My first encounter with Elizabeth Bishop was in 2014 when I watched the film “Reaching for the Moon,” which in German is simply called “Die Poetin” (The Poet). I found that title interesting, probably because I had started writing short stories myself in 2013. While I watched the film I didn’t even realize that it was about a real person. I thought it was a fictional story until I read the quotations of Miss Bishop and Robert Lowell at the end of the film. I had watched a lot of films about writers before but none of them haunted me like “Reaching for the Moon.” I thought about the quoted poems in the film for weeks until finally, in September 2014, I bought Bishop’s complete poems.

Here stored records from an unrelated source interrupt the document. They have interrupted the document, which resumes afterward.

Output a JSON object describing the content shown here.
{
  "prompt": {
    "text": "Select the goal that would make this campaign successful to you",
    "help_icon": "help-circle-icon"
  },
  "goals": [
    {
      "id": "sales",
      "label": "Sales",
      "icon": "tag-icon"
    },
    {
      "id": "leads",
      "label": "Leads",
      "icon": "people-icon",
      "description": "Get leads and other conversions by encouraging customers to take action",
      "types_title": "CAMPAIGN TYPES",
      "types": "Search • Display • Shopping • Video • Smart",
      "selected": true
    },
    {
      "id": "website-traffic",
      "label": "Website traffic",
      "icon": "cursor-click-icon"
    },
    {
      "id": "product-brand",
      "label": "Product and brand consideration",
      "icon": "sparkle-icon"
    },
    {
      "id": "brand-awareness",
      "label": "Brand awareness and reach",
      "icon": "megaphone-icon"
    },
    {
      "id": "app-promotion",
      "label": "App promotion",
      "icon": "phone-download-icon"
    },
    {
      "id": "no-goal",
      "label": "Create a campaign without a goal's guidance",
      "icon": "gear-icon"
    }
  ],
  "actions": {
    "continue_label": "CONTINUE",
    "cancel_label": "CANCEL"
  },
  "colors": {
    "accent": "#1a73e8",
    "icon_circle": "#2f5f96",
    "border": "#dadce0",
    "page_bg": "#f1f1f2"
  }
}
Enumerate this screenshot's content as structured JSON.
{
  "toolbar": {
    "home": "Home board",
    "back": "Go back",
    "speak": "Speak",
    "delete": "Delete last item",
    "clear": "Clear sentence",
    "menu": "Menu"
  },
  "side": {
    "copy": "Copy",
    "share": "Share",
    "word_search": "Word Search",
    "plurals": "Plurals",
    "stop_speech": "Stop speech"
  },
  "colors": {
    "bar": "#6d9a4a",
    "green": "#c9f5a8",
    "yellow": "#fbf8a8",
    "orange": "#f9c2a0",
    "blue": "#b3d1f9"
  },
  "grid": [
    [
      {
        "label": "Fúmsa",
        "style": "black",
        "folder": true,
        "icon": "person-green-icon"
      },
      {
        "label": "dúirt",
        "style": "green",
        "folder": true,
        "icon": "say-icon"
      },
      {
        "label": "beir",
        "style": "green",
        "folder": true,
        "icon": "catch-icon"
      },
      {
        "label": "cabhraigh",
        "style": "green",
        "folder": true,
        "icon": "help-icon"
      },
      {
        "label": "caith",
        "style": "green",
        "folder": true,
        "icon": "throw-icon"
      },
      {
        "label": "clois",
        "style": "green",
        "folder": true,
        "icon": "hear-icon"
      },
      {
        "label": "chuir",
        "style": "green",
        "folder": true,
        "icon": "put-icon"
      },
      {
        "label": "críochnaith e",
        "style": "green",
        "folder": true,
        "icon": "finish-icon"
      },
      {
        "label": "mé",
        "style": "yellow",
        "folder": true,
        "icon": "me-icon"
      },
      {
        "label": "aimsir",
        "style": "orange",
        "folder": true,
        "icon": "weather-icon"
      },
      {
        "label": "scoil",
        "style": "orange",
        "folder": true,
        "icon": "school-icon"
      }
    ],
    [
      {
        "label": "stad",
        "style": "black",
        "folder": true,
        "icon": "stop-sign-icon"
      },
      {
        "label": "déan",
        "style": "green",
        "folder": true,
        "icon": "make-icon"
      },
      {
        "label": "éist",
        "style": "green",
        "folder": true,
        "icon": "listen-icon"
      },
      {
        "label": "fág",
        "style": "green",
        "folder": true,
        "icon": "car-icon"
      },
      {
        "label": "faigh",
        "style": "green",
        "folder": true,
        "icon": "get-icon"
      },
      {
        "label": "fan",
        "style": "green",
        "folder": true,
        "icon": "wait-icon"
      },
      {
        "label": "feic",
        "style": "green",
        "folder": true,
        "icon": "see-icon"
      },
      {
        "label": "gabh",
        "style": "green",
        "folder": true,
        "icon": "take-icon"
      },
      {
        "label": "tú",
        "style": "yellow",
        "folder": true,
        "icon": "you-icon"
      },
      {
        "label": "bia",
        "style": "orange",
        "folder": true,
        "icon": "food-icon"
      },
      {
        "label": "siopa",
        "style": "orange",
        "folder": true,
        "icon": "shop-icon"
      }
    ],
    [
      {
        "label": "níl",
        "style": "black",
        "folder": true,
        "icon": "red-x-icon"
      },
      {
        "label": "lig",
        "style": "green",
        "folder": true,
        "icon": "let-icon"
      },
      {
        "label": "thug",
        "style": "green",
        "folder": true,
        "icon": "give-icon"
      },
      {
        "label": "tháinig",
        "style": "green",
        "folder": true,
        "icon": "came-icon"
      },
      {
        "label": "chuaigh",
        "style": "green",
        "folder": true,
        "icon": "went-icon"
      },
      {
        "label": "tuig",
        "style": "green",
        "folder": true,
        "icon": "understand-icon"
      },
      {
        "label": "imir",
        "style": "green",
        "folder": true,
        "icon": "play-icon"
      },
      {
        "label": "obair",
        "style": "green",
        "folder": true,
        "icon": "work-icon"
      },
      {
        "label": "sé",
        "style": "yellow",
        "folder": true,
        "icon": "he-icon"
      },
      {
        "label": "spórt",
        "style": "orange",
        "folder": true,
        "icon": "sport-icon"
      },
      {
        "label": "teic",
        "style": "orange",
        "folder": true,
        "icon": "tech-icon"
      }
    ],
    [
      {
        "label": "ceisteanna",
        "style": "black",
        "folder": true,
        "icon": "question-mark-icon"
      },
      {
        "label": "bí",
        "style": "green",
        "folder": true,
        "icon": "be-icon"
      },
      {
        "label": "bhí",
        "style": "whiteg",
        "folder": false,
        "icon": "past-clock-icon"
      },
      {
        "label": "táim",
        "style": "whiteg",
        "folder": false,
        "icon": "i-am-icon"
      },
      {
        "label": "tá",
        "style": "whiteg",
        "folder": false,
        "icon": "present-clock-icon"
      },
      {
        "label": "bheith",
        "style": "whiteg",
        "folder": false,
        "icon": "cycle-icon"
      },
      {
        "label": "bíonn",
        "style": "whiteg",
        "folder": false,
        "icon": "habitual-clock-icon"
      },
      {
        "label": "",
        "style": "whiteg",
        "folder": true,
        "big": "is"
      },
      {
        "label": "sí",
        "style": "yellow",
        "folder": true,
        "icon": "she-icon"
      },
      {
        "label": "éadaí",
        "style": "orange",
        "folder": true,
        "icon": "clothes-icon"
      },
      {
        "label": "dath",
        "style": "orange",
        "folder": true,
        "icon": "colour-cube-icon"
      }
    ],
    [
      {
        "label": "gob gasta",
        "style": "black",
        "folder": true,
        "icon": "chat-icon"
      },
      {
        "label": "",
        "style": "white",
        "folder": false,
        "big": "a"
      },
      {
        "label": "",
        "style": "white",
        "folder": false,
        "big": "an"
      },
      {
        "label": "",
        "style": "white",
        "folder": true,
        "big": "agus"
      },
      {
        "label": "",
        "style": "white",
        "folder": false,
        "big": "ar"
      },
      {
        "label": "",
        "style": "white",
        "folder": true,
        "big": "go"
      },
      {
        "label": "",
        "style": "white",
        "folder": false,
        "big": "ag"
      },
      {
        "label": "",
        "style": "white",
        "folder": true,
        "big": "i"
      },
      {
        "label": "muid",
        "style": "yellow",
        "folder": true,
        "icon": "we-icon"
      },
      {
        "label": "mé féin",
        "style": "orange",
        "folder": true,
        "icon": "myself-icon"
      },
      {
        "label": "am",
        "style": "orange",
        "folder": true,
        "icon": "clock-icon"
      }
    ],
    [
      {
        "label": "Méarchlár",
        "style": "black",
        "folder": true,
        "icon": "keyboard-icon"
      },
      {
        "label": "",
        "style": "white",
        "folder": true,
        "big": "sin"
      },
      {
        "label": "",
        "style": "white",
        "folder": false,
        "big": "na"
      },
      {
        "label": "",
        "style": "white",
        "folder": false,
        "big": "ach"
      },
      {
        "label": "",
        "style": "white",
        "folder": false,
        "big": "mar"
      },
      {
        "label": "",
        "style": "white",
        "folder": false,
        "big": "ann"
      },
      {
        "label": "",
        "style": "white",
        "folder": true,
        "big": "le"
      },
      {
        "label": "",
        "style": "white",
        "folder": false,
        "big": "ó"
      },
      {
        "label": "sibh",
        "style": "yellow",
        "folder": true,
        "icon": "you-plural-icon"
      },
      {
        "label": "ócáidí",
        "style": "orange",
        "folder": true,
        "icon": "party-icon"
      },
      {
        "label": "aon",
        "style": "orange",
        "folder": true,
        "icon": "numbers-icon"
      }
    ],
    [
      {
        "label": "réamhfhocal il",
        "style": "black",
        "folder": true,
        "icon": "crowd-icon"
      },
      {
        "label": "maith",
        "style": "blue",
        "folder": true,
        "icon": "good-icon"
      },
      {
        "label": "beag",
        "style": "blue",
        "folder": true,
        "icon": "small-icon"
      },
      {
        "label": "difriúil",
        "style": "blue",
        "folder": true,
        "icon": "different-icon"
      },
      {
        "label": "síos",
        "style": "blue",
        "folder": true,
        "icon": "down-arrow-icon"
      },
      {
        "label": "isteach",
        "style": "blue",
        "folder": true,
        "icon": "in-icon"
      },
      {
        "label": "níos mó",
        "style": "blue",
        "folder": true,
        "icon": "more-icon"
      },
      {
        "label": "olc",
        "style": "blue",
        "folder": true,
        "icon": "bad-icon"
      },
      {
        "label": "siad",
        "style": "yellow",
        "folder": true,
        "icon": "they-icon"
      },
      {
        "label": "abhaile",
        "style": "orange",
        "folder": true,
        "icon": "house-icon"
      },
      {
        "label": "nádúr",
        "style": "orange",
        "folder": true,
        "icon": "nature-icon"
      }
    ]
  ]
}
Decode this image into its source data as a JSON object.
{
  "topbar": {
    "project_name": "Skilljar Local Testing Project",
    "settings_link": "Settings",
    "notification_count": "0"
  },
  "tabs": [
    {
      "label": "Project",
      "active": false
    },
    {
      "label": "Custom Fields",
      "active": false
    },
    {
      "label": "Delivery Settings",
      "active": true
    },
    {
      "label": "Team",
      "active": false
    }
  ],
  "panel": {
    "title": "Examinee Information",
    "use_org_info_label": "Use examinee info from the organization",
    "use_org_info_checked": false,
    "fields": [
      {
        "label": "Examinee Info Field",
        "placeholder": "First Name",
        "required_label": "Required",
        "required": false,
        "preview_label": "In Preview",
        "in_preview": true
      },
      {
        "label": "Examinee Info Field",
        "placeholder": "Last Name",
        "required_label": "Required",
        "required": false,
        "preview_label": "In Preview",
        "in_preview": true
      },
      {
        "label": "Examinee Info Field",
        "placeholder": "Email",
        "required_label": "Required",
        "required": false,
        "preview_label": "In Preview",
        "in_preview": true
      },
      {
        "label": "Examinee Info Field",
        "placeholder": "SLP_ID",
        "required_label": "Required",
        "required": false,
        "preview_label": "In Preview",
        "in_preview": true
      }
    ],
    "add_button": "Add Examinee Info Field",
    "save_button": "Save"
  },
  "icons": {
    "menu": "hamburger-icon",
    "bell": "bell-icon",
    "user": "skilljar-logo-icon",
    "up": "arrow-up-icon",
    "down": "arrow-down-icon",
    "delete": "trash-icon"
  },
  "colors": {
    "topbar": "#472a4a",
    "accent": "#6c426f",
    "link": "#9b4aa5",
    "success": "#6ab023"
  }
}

The first poem I read was “The Map” — I had some problems with “Norway’s hare” until I opened an atlas and found Norway looking like a running hare. The second poem I read was “A Cold Spring,” which has become one of my favorites and opened Bishop’s beautiful world of metaphors to me. Probably that is what I love so much about her poetry, that she describes everything so detailed. As I’m not a native speaker I sometimes have to look up quite a lot of words in the dictionary, but Bishop’s great descriptions are really worth having a close look on them.
It didn’t take long until I had read much more poems. At that time we had to do presentations in our English class at school and I decided that Miss Bishop’s poetry would be a great topic. I suggested to present Bishop as well as her poem “One Art.” Our teacher was enthusiastic because she hadn’t heard of Miss Bishop before. At that time I also found the Elizabeth Bishop Society of Nova Scotia, where I got very kind answers to all my questions from Sandra Barry.
Some time after I had presented Bishop in class I read Remembering Elizabeth Bishop — An Oral Biography. I really could identify with Bishop in her early years, as I had always felt out of place in school. Living at the edge of the German Alps one usually does a lot of winter sports, but I never did like those things. That made me the odd one out at elementary school, I think. Especially in the last two years, Miss Bishop’s poetry and stories helped me a lot in finding my way. I struggled with the decision of what I would study after finishing my final exams. Unlike Bishop, who chose to become a writer, I chose to study veterinary medicine. I haven’t regretted my decision so far and find it quite funny that we seem to share an interest in medicine.
Recently — in February 2017 — I organized an Elizabeth Bishop evening with some of my texts and Bishop’s poems because I find it a pity that only few people here in Germany are familiar with Miss Bishop, who is such a great poet. Over the last years she really has become my favorite writer.
(Alexandra during her reading in February 2017.)